Victor Michael Melnikoff, lawyer, dance gala impresario (born at Shanghai, China 10 Feb 1944, died at Montréal 6 April 2010). Victor Melnikoff was the second of 3 sons born to Mikhail Melnikoff and Faina Rubin, Russian émigrés in Shanghai, where Mikhail operated a photography studio. Victor Melnikoff received his initial primary school education in English, but his knowledge of spoken Russian learned at home became a useful tool years later in recruiting Russian star dancers for his galas. In 1952, after 3 years of living under China's Communist rule, the Melnikoff family moved to Montréal.

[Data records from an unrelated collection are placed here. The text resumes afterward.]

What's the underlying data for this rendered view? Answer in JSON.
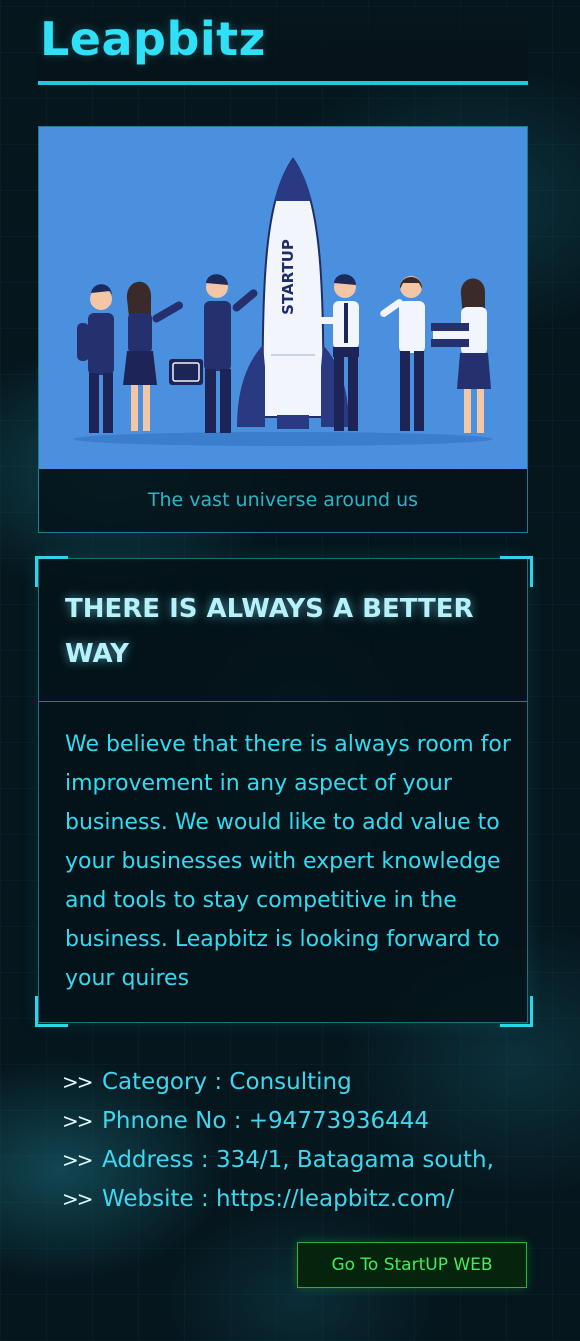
{
  "header": {
    "brand": "Leapbitz"
  },
  "hero": {
    "illustration_text": "STARTUP",
    "caption": "The vast universe around us"
  },
  "info": {
    "title": "THERE IS ALWAYS A BETTER WAY",
    "body": "We believe that there is always room for improvement in any aspect of your business. We would like to add value to your businesses with expert knowledge and tools to stay competitive in the business. Leapbitz is looking forward to your quires"
  },
  "details": {
    "marker": ">>",
    "category": "Category : Consulting",
    "phone": "Phnone No : +94773936444",
    "address": "Address : 334/1, Batagama south,",
    "website": "Website : https://leapbitz.com/"
  },
  "cta": {
    "label": "Go To StartUP WEB"
  },
  "colors": {
    "accent": "#2fe0f6",
    "background": "#05161d",
    "illustration_bg": "#4a90df",
    "cta_green": "#3fee5a"
  }
}
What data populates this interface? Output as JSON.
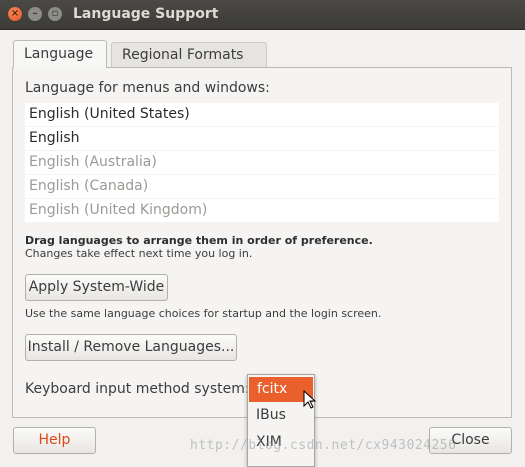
{
  "window": {
    "title": "Language Support"
  },
  "tabs": [
    {
      "label": "Language",
      "active": true
    },
    {
      "label": "Regional Formats",
      "active": false
    }
  ],
  "language_panel": {
    "menus_label": "Language for menus and windows:",
    "languages": [
      {
        "label": "English (United States)",
        "state": "primary"
      },
      {
        "label": "English",
        "state": "primary"
      },
      {
        "label": "English (Australia)",
        "state": "inactive"
      },
      {
        "label": "English (Canada)",
        "state": "inactive"
      },
      {
        "label": "English (United Kingdom)",
        "state": "inactive"
      }
    ],
    "drag_hint": "Drag languages to arrange them in order of preference.",
    "change_hint": "Changes take effect next time you log in.",
    "apply_button": "Apply System-Wide",
    "apply_hint": "Use the same language choices for startup and the login screen.",
    "install_button": "Install / Remove Languages...",
    "keyboard_label": "Keyboard input method system:",
    "keyboard_options": [
      "fcitx",
      "IBus",
      "XIM"
    ],
    "keyboard_selected": "fcitx"
  },
  "footer": {
    "help_button": "Help",
    "close_button": "Close"
  },
  "watermark": "http://blog.csdn.net/cx943024256",
  "colors": {
    "accent": "#e9602c",
    "titlebar": "#3c3b37",
    "help_text": "#dd4814"
  }
}
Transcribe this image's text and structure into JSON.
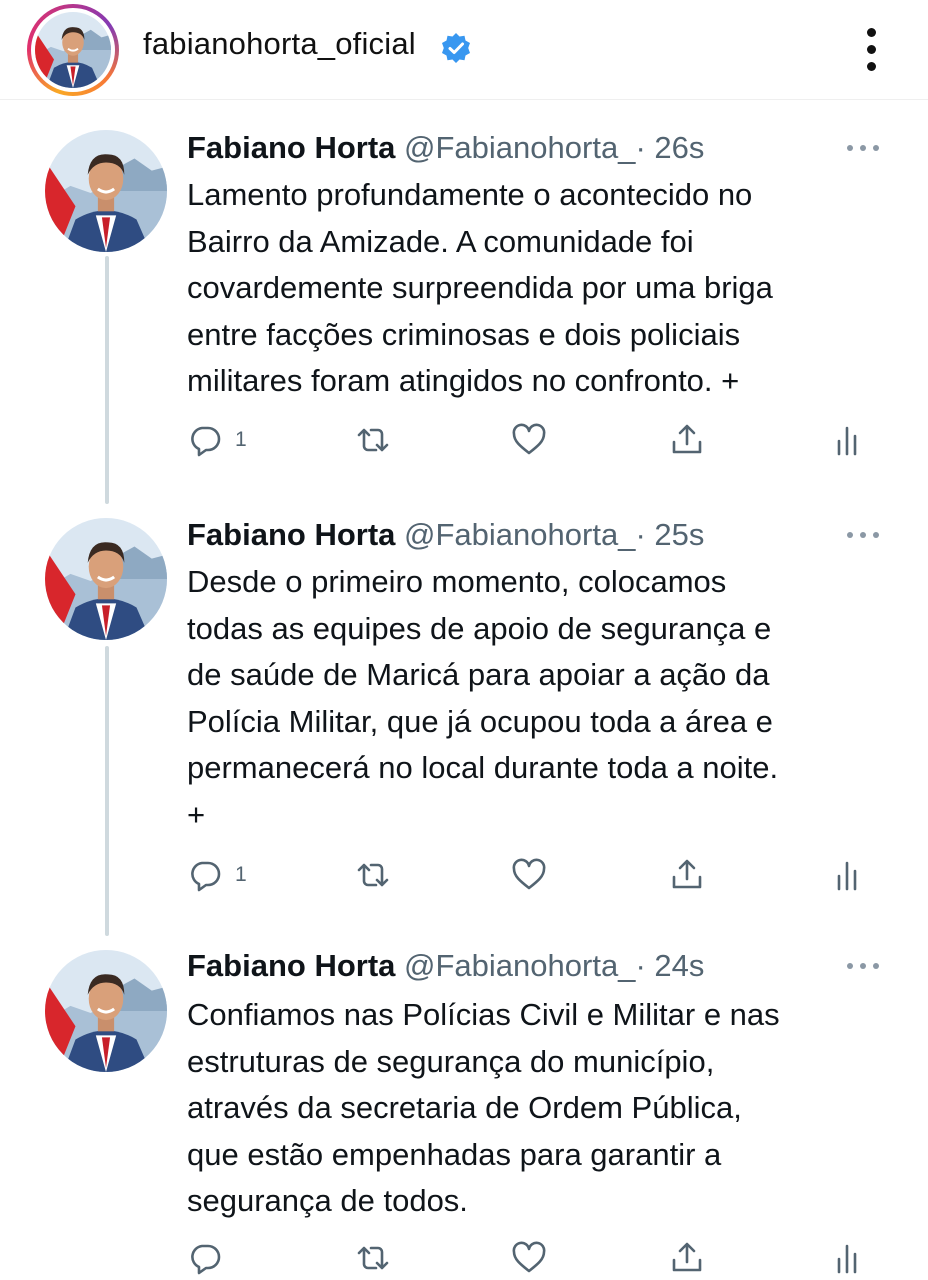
{
  "instagram": {
    "username": "fabianohorta_oficial",
    "verified_color": "#3897f0"
  },
  "tweets": [
    {
      "name": "Fabiano Horta",
      "handle": "@Fabianohorta_",
      "time": "· 26s",
      "text": "Lamento profundamente o acontecido no\nBairro da Amizade. A comunidade foi\ncovardemente surpreendida por uma briga\nentre facções criminosas e dois policiais\nmilitares foram atingidos no confronto. +",
      "reply_count": "1"
    },
    {
      "name": "Fabiano Horta",
      "handle": "@Fabianohorta_",
      "time": "· 25s",
      "text": "Desde o primeiro momento, colocamos\ntodas as equipes de apoio de segurança e\nde saúde de Maricá para apoiar a ação da\nPolícia Militar, que já ocupou toda a área e\npermanecerá no local durante toda a noite.\n+",
      "reply_count": "1"
    },
    {
      "name": "Fabiano Horta",
      "handle": "@Fabianohorta_",
      "time": "· 24s",
      "text": "Confiamos nas Polícias Civil e Militar e nas\nestruturas de segurança do município,\natravés da secretaria de Ordem Pública,\nque estão empenhadas para garantir a\nsegurança de todos.",
      "reply_count": ""
    }
  ],
  "icons": [
    "reply-icon",
    "retweet-icon",
    "like-icon",
    "share-icon",
    "analytics-icon"
  ],
  "colors": {
    "icon": "#536471",
    "thread_line": "#cfd9de",
    "text": "#0f1419"
  }
}
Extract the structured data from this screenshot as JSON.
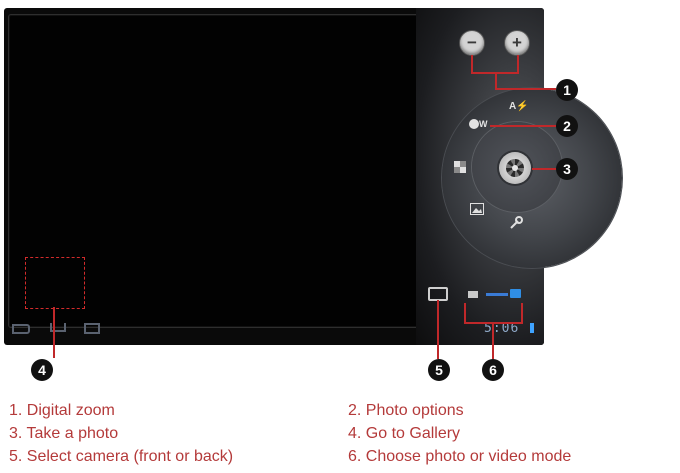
{
  "camera": {
    "zoom_out_symbol": "−",
    "zoom_in_symbol": "+",
    "icons": {
      "zoom_out": "minus-circle-icon",
      "zoom_in": "plus-circle-icon",
      "shutter": "aperture-icon",
      "flash": "flash-auto-icon",
      "white_balance": "white-balance-icon",
      "scene": "scene-mode-icon",
      "picture_size": "picture-size-icon",
      "settings": "wrench-icon",
      "camera_switch": "camera-switch-icon",
      "video_mode": "video-camera-icon",
      "photo_mode": "camera-icon"
    },
    "wb_label": "W",
    "flash_label": "A"
  },
  "status_bar": {
    "clock": "5:06",
    "nav_icons": [
      "back-icon",
      "home-icon",
      "recent-apps-icon"
    ]
  },
  "badges": [
    "1",
    "2",
    "3",
    "4",
    "5",
    "6"
  ],
  "legend": {
    "item1": "1. Digital zoom",
    "item2": "2. Photo options",
    "item3": "3. Take a photo",
    "item4": "4. Go to Gallery",
    "item5": "5. Select camera (front or back)",
    "item6": "6. Choose photo or video mode"
  },
  "colors": {
    "callout": "#c0282a",
    "legend_text": "#b43a3a",
    "badge_bg": "#111111"
  }
}
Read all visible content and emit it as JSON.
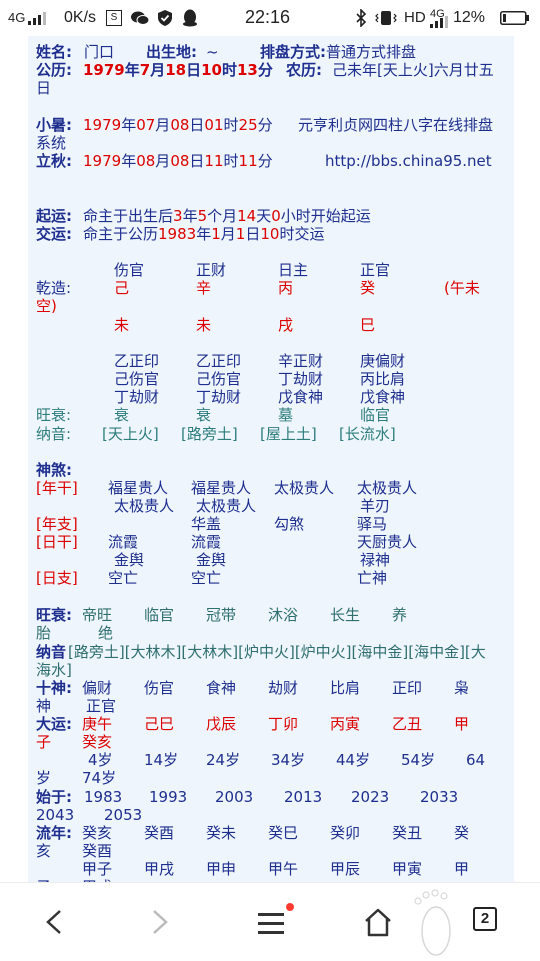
{
  "status_bar": {
    "network": "4G",
    "speed": "0K/s",
    "s_label": "S",
    "time": "22:16",
    "hd": "HD",
    "network2": "4G",
    "battery": "12%"
  },
  "page": {
    "name_label": "姓名:",
    "name_value": "门口",
    "birthplace_label": "出生地:",
    "birthplace_value": "~",
    "method_label": "排盘方式:",
    "method_value": "普通方式排盘",
    "gongli_label": "公历:",
    "gongli_y": "1979",
    "gongli_yc": "年",
    "gongli_m": "7",
    "gongli_mc": "月",
    "gongli_d": "18",
    "gongli_dc": "日",
    "gongli_h": "10",
    "gongli_hc": "时",
    "gongli_min": "13",
    "gongli_minc": "分",
    "nongli_label": "农历:",
    "nongli_value": "己未年[天上火]六月廿五",
    "nongli_wrap": "日",
    "xiaoshu_label": "小暑:",
    "xiaoshu": [
      "1979",
      "年",
      "07",
      "月",
      "08",
      "日",
      "01",
      "时",
      "25",
      "分"
    ],
    "xiaoshu_note": "元亨利贞网四柱八字在线排盘",
    "xiaoshu_note_wrap": "系统",
    "liqiu_label": "立秋:",
    "liqiu": [
      "1979",
      "年",
      "08",
      "月",
      "08",
      "日",
      "11",
      "时",
      "11",
      "分"
    ],
    "url": "http://bbs.china95.net",
    "qiyun_label": "起运:",
    "qiyun": [
      "命主于出生后",
      "3",
      "年",
      "5",
      "个月",
      "14",
      "天",
      "0",
      "小时开始起运"
    ],
    "jiaoyun_label": "交运:",
    "jiaoyun": [
      "命主于公历",
      "1983",
      "年",
      "1",
      "月",
      "1",
      "日",
      "10",
      "时交运"
    ],
    "ten_gods_top": [
      "伤官",
      "正财",
      "日主",
      "正官"
    ],
    "qianzao_label": "乾造:",
    "stems": [
      "己",
      "辛",
      "丙",
      "癸"
    ],
    "kong": "(午未",
    "kong_wrap": "空)",
    "branches": [
      "未",
      "未",
      "戌",
      "巳"
    ],
    "hidden_row1": [
      "乙正印",
      "乙正印",
      "辛正财",
      "庚偏财"
    ],
    "hidden_row2": [
      "己伤官",
      "己伤官",
      "丁劫财",
      "丙比肩"
    ],
    "hidden_row3": [
      "丁劫财",
      "丁劫财",
      "戊食神",
      "戊食神"
    ],
    "wangshuai_label": "旺衰:",
    "wangshuai": [
      "衰",
      "衰",
      "墓",
      "临官"
    ],
    "nayin_label": "纳音:",
    "nayin": [
      "[天上火]",
      "[路旁土]",
      "[屋上土]",
      "[长流水]"
    ],
    "shensha_label": "神煞:",
    "nian_gan_label": "[年干]",
    "ss_row1": [
      "福星贵人",
      "福星贵人",
      "太极贵人",
      "太极贵人"
    ],
    "ss_row2": [
      "太极贵人",
      "太极贵人",
      "羊刃"
    ],
    "nian_zhi_label": "[年支]",
    "ss_row3": [
      "华盖",
      "勾煞",
      "驿马"
    ],
    "ri_gan_label": "[日干]",
    "ss_row4": [
      "流霞",
      "流霞",
      "天厨贵人"
    ],
    "ss_row5": [
      "金舆",
      "金舆",
      "禄神"
    ],
    "ri_zhi_label": "[日支]",
    "ss_row6": [
      "空亡",
      "空亡",
      "亡神"
    ],
    "ws2_label": "旺衰:",
    "ws2": [
      "帝旺",
      "临官",
      "冠带",
      "沐浴",
      "长生",
      "养"
    ],
    "ws2_wrap": [
      "胎",
      "绝"
    ],
    "nayin2_label": "纳音",
    "nayin2": "[路旁土][大林木][大林木][炉中火][炉中火][海中金][海中金][大",
    "nayin2_wrap": "海水]",
    "shishen_label": "十神:",
    "shishen": [
      "偏财",
      "伤官",
      "食神",
      "劫财",
      "比肩",
      "正印",
      "枭"
    ],
    "shishen_wrap": [
      "神",
      "正官"
    ],
    "dayun_label": "大运:",
    "dayun": [
      "庚午",
      "己巳",
      "戊辰",
      "丁卯",
      "丙寅",
      "乙丑",
      "甲"
    ],
    "dayun_wrap": [
      "子",
      "癸亥"
    ],
    "ages": [
      "4岁",
      "14岁",
      "24岁",
      "34岁",
      "44岁",
      "54岁",
      "64"
    ],
    "ages_wrap": [
      "岁",
      "74岁"
    ],
    "shiyu_label": "始于:",
    "shiyu": [
      "1983",
      "1993",
      "2003",
      "2013",
      "2023",
      "2033"
    ],
    "shiyu_wrap": [
      "2043",
      "2053"
    ],
    "liunian_label": "流年:",
    "liunian": [
      "癸亥",
      "癸酉",
      "癸未",
      "癸巳",
      "癸卯",
      "癸丑",
      "癸"
    ],
    "liunian_wrap": [
      "亥",
      "癸酉"
    ],
    "liunian2": [
      "甲子",
      "甲戌",
      "甲申",
      "甲午",
      "甲辰",
      "甲寅",
      "甲"
    ],
    "liunian2_wrap": [
      "子",
      "甲戌"
    ]
  },
  "nav": {
    "tab_count": "2"
  },
  "colors": {
    "accent_red": "#dd0000",
    "label_blue": "#1f2f8f",
    "teal": "#2d7d7d",
    "panel_bg": "#eef5fc"
  }
}
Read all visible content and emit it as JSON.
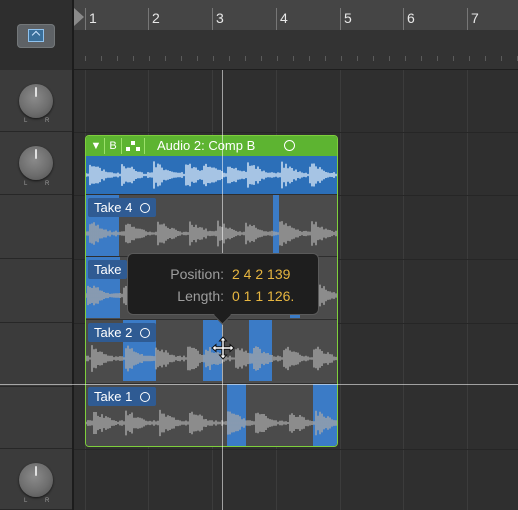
{
  "ruler": {
    "bars": [
      "1",
      "2",
      "3",
      "4",
      "5",
      "6",
      "7"
    ]
  },
  "comp": {
    "title": "Audio 2: Comp B",
    "flag_letter": "B"
  },
  "takes": [
    {
      "label": "Take 4"
    },
    {
      "label": "Take"
    },
    {
      "label": "Take 2"
    },
    {
      "label": "Take 1"
    }
  ],
  "tooltip": {
    "position_label": "Position:",
    "position_value": "2 4 2 139",
    "length_label": "Length:",
    "length_value": "0 1 1 126."
  },
  "knobs": {
    "left": "L",
    "right": "R"
  },
  "colors": {
    "comp_header": "#5db431",
    "comp_border": "#7ecf3c",
    "selection": "#3b7bc6",
    "tooltip_value": "#e7b640"
  },
  "icons": [
    "show-track-headers-icon",
    "pan-knob-icon",
    "disclosure-triangle-icon",
    "flex-icon",
    "take-loop-icon",
    "move-cursor-icon"
  ]
}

A rebellious adolescent during the culturally iconoclastic early 1960s, Melnikoff was sent to live with his older brother in Sacramento, Ca, where he graduated from Bishop Armstrong School, a Catholic school noted for discipline. Back in Montréal, Melnikoff earned a Bachelor of Arts from Sir George Williams (later Concordia) University and, in 1970, a Bachelor of Civil Law at McGill University.
In 1980 Victor Melnikoff saw the Montréal-based Eddy TOUSSAINT Ballet perform on the French islands of Guadeloupe. Two years later he married one of the company's dancers, Nathalie Grosshenny, who would contribute largely to the success of the Melnikoff galas through her fundraising, dancer recruitment and social contacts. The idea for a charity benefit gala called the Don des Étoiles was first proposed by Daniel Seilliers, a ballet teacher at Montréal's École superieure de danse du Quebec, and by Phillipe Druelle, a French osteopath who treated dancers. In 1986 in Salle Wilfrid-Pelletier of Montréal's PLACE DES ARTS, Seilliers and Druelle staged the first Don des Étoiles to benefit osteopath research. Financially it was not a success, but the Melnikoffs saw the show's potential, took over its production and staged the Don des Étoiles the following year, again in part to aid osteopath research.
The Melnikoffs assembled a gala volunteer committee that included corporate and society leaders and also sought advice from leading members of the dance community such as Ludmilla CHIRIAEFF, founder of Les Grands Ballets Canadiens, and National Ballet of Canada principal dancer Frank AUGUSTYN, who for years would be listed as the gala's artistic adviser.
The gala's roster of Canadian and international ballet stars performing classic duets was unprecedented. Many stars returned year after year. The glamour and high performance quality of the Don des Étoiles made its annual fall appearance an anticipated social event. Part of the gala's artistic attraction was its pairing of star dancers who had never before performed together. Dancers hoping to be in the gala sent demonstration videos to Melnikoff, who studiously crafted the right mix of choreography and performers for a show that for many years ran to 3 hours.
Renamed the Gala des Étoiles in its 7th year, the show's program began to shift from purely classical works to include more contemporary duets and solos, some of which had their world or North American premieres at the Gala. In its last decade, the show included world-class dancers outside ballet, including tango, belly dance and tap. The success of the Montréal Gala led Melnikoff for several years to organize similar galas in Toronto and, with the help of local producers, in Japan, Greece, Hungary, Mexico and Israel.
Separated from his wife in 2002 and facing loss of corporate support as well as personal financial difficulty, Melnikoff staged the Gala that year thanks only to the generosity of dancers who donated their talents, a sign of their esteem for his show. But with the subsequent cancellation of the dinner/dance, the Gala lost much of its society cachet. The final Gala des Étoiles was held in Montréal in 2009. In 2010, while Melnikoff was planning the next Gala, he was hospitalized for heart and liver ailments; he died 2 weeks later.
Victor Melnikoff became a member of the ORDER OF CANADA in 1992 and received Russia's Diaghilev Medal in 1997 for his work as an impresario.